*Problem*
A faithful copy of all the data is the goal; omit the pictures.

===

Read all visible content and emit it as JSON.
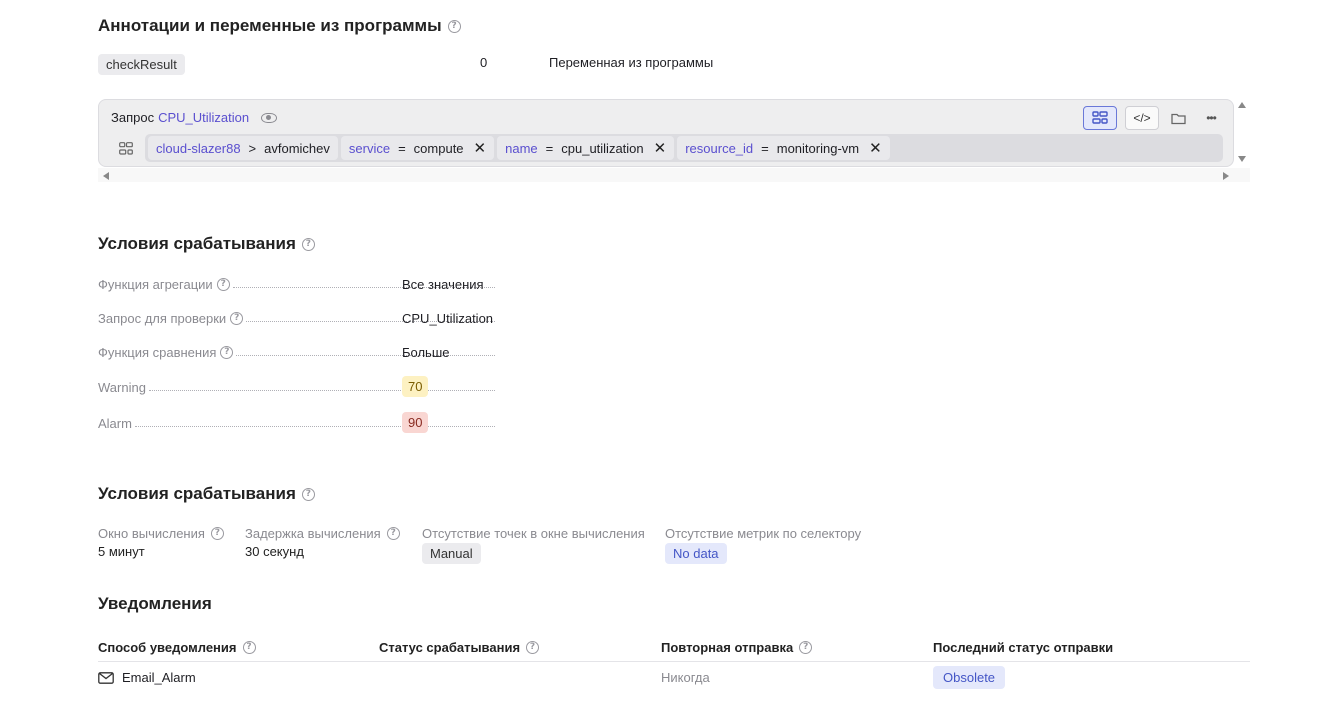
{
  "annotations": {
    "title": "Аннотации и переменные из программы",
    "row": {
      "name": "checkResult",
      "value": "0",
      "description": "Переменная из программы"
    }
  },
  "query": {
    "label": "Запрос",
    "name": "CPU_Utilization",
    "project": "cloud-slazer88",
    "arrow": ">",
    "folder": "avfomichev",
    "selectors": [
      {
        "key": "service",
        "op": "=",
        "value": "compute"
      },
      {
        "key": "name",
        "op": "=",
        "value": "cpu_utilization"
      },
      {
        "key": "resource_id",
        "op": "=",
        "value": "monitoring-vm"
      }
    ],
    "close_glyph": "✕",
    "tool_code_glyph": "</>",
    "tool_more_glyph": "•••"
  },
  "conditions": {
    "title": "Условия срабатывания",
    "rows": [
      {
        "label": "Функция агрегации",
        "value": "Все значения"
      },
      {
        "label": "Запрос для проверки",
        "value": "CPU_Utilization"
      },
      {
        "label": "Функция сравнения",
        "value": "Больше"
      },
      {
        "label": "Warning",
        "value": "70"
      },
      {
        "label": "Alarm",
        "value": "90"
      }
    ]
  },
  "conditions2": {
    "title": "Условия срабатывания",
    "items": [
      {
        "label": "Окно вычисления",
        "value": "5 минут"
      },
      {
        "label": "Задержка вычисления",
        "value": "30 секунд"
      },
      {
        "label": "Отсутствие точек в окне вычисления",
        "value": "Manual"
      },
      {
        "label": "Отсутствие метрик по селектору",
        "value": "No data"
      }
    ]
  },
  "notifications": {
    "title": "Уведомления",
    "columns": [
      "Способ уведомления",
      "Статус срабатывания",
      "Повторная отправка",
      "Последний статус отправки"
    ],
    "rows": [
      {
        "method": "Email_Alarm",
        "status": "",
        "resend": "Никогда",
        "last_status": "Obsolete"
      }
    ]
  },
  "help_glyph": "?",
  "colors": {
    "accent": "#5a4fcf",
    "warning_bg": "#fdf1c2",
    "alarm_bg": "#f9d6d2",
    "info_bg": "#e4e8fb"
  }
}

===

*Answer to this exercise*
Read all visible content and emit it as JSON.
{
  "annotations": {
    "title": "Аннотации и переменные из программы",
    "row": {
      "name": "checkResult",
      "value": "0",
      "description": "Переменная из программы"
    }
  },
  "query": {
    "label": "Запрос",
    "name": "CPU_Utilization",
    "project": "cloud-slazer88",
    "arrow": ">",
    "folder": "avfomichev",
    "selectors": [
      {
        "key": "service",
        "op": "=",
        "value": "compute"
      },
      {
        "key": "name",
        "op": "=",
        "value": "cpu_utilization"
      },
      {
        "key": "resource_id",
        "op": "=",
        "value": "monitoring-vm"
      }
    ],
    "close_glyph": "✕",
    "tool_code_glyph": "</>",
    "tool_more_glyph": "•••"
  },
  "conditions": {
    "title": "Условия срабатывания",
    "rows": [
      {
        "label": "Функция агрегации",
        "value": "Все значения"
      },
      {
        "label": "Запрос для проверки",
        "value": "CPU_Utilization"
      },
      {
        "label": "Функция сравнения",
        "value": "Больше"
      },
      {
        "label": "Warning",
        "value": "70"
      },
      {
        "label": "Alarm",
        "value": "90"
      }
    ]
  },
  "conditions2": {
    "title": "Условия срабатывания",
    "items": [
      {
        "label": "Окно вычисления",
        "value": "5 минут"
      },
      {
        "label": "Задержка вычисления",
        "value": "30 секунд"
      },
      {
        "label": "Отсутствие точек в окне вычисления",
        "value": "Manual"
      },
      {
        "label": "Отсутствие метрик по селектору",
        "value": "No data"
      }
    ]
  },
  "notifications": {
    "title": "Уведомления",
    "columns": [
      "Способ уведомления",
      "Статус срабатывания",
      "Повторная отправка",
      "Последний статус отправки"
    ],
    "rows": [
      {
        "method": "Email_Alarm",
        "status": "",
        "resend": "Никогда",
        "last_status": "Obsolete"
      }
    ]
  },
  "help_glyph": "?",
  "colors": {
    "accent": "#5a4fcf",
    "warning_bg": "#fdf1c2",
    "alarm_bg": "#f9d6d2",
    "info_bg": "#e4e8fb"
  }
}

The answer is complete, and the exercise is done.